Medicare doesn’t make house calls
Several weeks ago, I got a call from an elderly woman. Her story was of a kind that we hear from time to time. She told of man who showed up at her door about two months earlier, saying he was from Medicare. He had important information.
Already, most of you know where this is going. Medicare doesn't make house calls. It would be my guess making an appointment to see a Medicare representative would be an involved process.
Of course, it was a scam and what the woman should have done was get a good description of the man and his car and call the sheriff's office.
But, of course, she didn't. Believing the man to be what he said he was, she invited him in. They had a long talk. She probably served him coffee or tea and a snack. The man had time to listen to the woman as she told him of her health problems. He sympathized and told of his own
"He was so nice. He told me about his sick daughter and everything."
At some point, he told her why he had knocked on her door. Medicare was about to go belly up, he said as an official representative of the agency.

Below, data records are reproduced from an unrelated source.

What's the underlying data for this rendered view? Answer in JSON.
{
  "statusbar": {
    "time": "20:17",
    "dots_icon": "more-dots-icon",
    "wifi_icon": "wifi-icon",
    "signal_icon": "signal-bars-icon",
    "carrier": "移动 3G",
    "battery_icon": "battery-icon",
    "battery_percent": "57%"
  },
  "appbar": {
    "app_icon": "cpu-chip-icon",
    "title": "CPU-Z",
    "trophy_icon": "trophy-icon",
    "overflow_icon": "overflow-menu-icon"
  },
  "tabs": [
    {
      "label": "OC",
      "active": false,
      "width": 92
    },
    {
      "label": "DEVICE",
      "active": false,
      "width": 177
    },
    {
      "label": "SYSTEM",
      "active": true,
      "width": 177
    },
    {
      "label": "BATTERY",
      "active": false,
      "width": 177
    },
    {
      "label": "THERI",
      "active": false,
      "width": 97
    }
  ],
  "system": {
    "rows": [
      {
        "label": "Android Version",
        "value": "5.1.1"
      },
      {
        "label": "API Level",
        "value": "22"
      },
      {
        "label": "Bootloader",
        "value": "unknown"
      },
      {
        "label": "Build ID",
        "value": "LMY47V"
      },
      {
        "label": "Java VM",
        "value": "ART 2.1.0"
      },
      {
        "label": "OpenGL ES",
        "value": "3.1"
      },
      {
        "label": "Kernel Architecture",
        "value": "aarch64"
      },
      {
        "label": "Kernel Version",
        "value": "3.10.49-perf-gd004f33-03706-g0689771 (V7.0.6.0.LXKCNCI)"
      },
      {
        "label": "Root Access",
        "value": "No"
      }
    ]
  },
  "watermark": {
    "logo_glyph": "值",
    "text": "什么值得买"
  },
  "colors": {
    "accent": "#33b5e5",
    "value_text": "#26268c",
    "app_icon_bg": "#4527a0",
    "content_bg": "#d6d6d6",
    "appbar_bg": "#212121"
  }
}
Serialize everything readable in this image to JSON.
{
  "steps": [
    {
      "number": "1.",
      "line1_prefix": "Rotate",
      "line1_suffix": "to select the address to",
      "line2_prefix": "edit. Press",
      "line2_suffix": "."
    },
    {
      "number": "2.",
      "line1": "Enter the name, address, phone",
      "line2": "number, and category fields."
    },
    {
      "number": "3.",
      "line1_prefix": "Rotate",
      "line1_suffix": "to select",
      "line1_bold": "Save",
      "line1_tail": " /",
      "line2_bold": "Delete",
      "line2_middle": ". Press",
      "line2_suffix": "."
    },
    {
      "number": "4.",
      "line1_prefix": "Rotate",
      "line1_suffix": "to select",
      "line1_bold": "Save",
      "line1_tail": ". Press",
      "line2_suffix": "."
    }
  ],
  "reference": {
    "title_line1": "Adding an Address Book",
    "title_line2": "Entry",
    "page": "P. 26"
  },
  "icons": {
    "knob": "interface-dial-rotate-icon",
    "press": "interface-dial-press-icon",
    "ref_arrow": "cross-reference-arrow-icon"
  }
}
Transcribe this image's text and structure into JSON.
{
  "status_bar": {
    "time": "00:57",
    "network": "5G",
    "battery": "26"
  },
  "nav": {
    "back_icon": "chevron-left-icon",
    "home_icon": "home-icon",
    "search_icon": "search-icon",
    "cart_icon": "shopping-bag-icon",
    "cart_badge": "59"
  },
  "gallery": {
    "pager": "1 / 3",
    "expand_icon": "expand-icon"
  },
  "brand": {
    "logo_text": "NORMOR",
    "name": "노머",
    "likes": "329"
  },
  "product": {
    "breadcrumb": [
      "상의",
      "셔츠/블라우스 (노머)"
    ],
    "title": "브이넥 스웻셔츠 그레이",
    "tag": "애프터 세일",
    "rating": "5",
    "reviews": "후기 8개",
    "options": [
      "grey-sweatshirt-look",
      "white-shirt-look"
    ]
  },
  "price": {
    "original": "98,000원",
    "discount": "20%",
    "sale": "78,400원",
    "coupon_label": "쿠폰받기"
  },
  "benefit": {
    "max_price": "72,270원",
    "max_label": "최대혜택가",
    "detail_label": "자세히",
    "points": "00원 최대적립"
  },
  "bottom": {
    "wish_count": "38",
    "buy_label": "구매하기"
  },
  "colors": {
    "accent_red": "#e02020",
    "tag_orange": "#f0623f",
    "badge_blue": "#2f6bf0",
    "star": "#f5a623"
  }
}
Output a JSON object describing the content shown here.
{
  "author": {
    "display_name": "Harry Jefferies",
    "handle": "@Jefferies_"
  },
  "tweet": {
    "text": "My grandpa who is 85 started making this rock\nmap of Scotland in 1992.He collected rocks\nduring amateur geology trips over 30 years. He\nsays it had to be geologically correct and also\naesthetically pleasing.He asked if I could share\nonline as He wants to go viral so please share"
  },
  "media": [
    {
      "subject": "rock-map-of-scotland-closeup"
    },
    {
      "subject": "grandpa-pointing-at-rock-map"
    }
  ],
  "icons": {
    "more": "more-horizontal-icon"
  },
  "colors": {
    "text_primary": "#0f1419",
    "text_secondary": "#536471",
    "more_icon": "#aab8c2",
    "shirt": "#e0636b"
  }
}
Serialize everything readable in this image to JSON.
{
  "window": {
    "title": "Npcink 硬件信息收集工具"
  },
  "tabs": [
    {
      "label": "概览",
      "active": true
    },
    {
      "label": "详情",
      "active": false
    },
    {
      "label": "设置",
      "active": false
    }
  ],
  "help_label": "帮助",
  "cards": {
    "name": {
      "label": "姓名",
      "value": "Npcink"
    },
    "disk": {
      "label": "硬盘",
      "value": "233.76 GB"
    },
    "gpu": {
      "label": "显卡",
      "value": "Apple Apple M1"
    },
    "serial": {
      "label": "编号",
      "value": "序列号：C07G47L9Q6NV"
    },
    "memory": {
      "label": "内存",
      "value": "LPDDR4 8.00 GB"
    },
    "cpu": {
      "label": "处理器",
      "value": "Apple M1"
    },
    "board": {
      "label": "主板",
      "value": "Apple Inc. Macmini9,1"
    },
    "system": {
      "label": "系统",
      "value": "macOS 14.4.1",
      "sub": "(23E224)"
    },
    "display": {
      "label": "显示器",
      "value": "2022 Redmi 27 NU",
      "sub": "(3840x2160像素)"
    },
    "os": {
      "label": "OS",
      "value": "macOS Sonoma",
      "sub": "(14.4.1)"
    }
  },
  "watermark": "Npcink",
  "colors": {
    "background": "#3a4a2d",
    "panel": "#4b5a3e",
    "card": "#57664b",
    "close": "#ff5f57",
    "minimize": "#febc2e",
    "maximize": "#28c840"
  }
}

The Medicare supplemental insurance she and her husband had wouldn't help either and she was told she ought to drop it. Her only recourse was to buy another policy from a company he recommended, the self-described Medicare man said.
Convinced the man was telling the truth, the woman bought the policy for her and her husband.
Soon, her husband had a number of medical bills. When they submitted them to the company, they were all rejected for one pretense or another. The man wouldn't answer phone calls and soon the company wouldn't either.
In many cases, the situation would have ended badly. But the couple's son-in-law is a lawyer. He made the right calls and knew the right threats. The phony Medicare man and the company backtracked, reimbursing the couple and (if I understood correctly) got them reconnected with their previous supplemental provider.
Once it all settled down, the woman's physician visited her for a monthly checkup. Unfortunately, the story wasn't new to the doctor. She had heard of the "Medicare going broke" visits.
The doctor encouraged the woman to call the newspaper so that others could be warned. And that's what she did.
We don't have the resources to investigate the company, but the woman didn't really want that anyway. She wanted the newspaper to warn others.
I would urge anyone to slam the door on anyone claiming to be going door to door for Medicare and notify authorities as soon as possible. If this is a common practice, I hope these bloodsuckers get busted soon. They really have to be driven by a twisted motivation. It takes a good deal of effort and charm to hoodwink their elderly victims. As much, it would seem, as any number of legitimate enterprises that don't run the risk of landing them behind bars and facing hefty fines.
That celebration of swindle deserves even greater punishment.